This truck is powered by a 360ci/5.9-liter V8 that made 180 horsepower new. Dodge offered a number of special option package (or “lifestyle”) pickups during this era, but this is the most famous. Those exhaust stacks were illegal in some states, so you couldn’t get this truck everywhere. Only 2,188 were built in 1978, and 1979 saw 5,118 takers. Check out more about this truck here, and see more from this sale here.

AC Ace-Bristol

1959 AC Ace-Bristol

For Sale by Bonhams

Photo – Bonhams

AC’s first post-war product was the 2-Litre, a kind of frumpy-looking thing using an engine that dated back to 1922. In 1953, they decided to put a sports car into production that was based on a John Tojeiro design. That same dated 2.0-liter engine was the initial underhood offering, but things soon got more exciting.

Beginning in 1956, AC offered a 2.0-liter inline-six from Bristol that made 120 horsepower. Sadly, this engine was also based on a pre-war design, but it made the car capable of 116 mph, which really upped AC’s sports car cred. They won their class at Le Mans and were popular on the sports car racing circuit. By 1961, a Ford-based 2.6-liter inline-six was offered for a short time. AC also offered a coupe version called the Aceca.

The Ace ceased production in 1963, but by that point, an American called Carroll Shelby had found the car and stuffed a V8 into it and called it the Cobra. The Ace name would also reappear in the 1990s on a different car.

In all, 463 Aces were built with a Bristol powerplant, the most common of the three engines offered. But it’s still rare, and it’s still “one of those cars.” It’s sports car royalty, and it’s for sale by Bonhams for $423,164. Click here for more info.

Ferrari F512 M

1995 Ferrari F512 M

Offered by Mecum | Indianapolis, Indiana | July 10-18, 2020

Photo – Mecum

The F512 M was the final version of Ferrari’s iconic Testarossa, which was actually first introduced for the 1984 model year. It is one of the most mass-produced Ferraris, and, at the time, it was the second-most-produced Ferrari after the 308 series.

In 1991, the original Testarossa was replaced by the 512 TR, which is among my favorite Ferrari road cars. In 1994, that car was supplanted by the F512 M, which was still powered by a 4.9-liter flat-12, capable here of 440 horsepower. The styling changes are the biggest giveaway. The pop-up headlights were gone, and the car was stuck with these ugly wheels.

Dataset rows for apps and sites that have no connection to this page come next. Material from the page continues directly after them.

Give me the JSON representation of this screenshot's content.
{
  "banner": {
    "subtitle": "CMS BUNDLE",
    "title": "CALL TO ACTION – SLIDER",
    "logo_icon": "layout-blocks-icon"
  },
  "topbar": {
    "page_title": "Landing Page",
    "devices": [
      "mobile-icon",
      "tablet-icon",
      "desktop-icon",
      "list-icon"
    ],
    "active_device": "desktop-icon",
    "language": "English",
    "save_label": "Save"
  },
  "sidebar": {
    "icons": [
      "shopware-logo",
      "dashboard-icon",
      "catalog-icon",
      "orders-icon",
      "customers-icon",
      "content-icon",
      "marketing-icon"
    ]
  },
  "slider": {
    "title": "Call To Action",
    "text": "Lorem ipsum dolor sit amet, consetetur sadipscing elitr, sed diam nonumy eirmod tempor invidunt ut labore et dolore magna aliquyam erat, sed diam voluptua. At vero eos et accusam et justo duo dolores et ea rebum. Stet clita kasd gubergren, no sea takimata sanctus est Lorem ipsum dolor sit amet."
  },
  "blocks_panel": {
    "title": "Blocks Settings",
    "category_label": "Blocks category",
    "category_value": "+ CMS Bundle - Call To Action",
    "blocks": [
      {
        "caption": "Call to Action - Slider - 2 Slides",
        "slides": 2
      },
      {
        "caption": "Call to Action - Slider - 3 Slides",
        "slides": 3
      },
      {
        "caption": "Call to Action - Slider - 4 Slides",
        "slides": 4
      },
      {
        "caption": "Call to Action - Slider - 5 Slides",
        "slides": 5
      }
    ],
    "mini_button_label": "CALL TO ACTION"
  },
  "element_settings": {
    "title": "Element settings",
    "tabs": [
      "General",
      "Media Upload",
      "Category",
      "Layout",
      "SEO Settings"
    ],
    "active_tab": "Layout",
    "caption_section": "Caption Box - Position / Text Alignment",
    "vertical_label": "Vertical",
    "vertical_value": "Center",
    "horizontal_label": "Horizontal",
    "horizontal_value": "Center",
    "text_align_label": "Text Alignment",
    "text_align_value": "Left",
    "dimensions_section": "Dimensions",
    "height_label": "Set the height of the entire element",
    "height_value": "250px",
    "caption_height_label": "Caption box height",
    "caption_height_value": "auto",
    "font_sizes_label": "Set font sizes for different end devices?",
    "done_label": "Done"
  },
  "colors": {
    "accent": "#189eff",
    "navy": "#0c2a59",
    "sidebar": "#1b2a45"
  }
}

Only 501 examples were produced, making it the rarest of the three Testarossa derivatives by some margin. Only 75 were built for the U.S. market. You can read more about this one here, and see more from Mecum here.

Auto Union 1000 S Coupe

1963 Auto Union 1000 S Coupe

Offered by RM Sotheby’s | Elkhart, Indiana | October 23-24, 2020

Photo Courtesy of RM Sotheby’s

Auto Union was a group of German car brands under one umbrella. But strangely, there were never very many cars sold under the Auto Union marque. In fact, in most markets, the 1000 was the only car ever offered by the brand.

It replaced the DKW 3=6 and looked very similar to that car. Power is from a 981cc inline-three making 50 horsepower. It was produced between 1958 and 1965 and could’ve been had as a sedan, coupe, wagon, or, in SP form, a sports car.

These are very rare in the U.S., even though over 170,000 of them were built. The 1000 was eventually replaced by another DKW product as Auto Union continued to waver on its branding strategy. This example is in great shape and will sell at no reserve. Click here for more info and here for more from this sale.